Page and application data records
--

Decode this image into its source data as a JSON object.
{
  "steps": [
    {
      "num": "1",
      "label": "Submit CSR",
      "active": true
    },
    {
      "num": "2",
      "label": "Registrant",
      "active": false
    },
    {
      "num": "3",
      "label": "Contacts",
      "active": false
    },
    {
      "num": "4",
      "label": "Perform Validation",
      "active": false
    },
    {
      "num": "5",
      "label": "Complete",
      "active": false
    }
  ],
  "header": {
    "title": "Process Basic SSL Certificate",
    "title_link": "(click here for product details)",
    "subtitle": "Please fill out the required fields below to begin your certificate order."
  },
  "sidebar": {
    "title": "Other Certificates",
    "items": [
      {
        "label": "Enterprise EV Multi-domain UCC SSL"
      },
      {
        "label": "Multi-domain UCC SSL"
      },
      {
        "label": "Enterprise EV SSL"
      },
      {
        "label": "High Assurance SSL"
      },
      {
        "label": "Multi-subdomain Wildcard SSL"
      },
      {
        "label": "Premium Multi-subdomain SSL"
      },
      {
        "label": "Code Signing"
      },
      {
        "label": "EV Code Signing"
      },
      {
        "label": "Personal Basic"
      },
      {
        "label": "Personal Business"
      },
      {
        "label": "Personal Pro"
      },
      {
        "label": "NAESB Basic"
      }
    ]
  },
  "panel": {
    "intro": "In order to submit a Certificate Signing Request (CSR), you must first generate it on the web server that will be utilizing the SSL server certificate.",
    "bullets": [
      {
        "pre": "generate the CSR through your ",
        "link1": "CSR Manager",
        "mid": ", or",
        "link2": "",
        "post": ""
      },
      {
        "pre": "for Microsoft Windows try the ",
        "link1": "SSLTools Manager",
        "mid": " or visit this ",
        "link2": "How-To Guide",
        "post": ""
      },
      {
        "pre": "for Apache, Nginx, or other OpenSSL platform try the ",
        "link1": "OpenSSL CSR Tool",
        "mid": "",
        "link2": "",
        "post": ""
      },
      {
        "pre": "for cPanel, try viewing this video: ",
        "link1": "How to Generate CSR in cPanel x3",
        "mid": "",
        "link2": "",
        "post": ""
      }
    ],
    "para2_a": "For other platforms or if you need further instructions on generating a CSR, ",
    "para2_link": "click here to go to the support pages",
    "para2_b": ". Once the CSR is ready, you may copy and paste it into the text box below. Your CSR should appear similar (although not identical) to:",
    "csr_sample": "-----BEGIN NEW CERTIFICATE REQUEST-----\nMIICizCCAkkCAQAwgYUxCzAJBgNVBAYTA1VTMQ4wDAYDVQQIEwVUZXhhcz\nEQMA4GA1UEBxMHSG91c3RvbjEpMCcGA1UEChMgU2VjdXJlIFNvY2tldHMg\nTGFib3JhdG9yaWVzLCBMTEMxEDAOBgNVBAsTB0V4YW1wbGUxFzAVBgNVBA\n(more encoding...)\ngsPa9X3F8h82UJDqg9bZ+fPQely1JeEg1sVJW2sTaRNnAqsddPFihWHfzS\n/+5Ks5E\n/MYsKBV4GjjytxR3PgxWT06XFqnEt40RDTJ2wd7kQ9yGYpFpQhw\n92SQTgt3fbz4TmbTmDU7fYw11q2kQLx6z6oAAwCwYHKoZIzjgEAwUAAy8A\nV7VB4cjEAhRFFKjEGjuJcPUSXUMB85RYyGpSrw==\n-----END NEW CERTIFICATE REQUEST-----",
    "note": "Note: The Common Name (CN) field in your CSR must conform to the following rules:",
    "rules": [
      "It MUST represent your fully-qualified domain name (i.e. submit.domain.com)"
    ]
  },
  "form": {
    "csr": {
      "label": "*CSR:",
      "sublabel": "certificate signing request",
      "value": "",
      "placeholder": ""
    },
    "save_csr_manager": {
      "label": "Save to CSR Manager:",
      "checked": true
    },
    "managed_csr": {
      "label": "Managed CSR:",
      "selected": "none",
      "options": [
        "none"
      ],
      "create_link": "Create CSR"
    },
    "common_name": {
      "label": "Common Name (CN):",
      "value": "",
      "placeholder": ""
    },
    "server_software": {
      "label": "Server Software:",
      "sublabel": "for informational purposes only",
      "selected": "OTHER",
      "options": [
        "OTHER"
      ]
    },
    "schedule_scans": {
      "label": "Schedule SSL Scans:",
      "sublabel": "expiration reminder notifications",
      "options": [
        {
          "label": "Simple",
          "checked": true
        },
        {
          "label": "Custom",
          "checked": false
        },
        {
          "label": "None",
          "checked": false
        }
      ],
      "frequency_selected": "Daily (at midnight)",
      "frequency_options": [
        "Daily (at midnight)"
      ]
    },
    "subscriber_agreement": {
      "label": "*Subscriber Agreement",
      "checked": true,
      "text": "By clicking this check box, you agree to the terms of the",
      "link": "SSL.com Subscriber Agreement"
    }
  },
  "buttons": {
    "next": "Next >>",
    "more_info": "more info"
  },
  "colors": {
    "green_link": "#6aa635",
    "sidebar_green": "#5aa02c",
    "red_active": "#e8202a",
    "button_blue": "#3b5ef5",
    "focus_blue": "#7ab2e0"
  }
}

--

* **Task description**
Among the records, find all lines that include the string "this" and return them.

* **Task result**
Decode this image into its source data as a JSON object.
        "mid": " or visit this ",
        "pre": "for cPanel, try viewing this video: ",
      "text": "By clicking this check box, you agree to the terms of the",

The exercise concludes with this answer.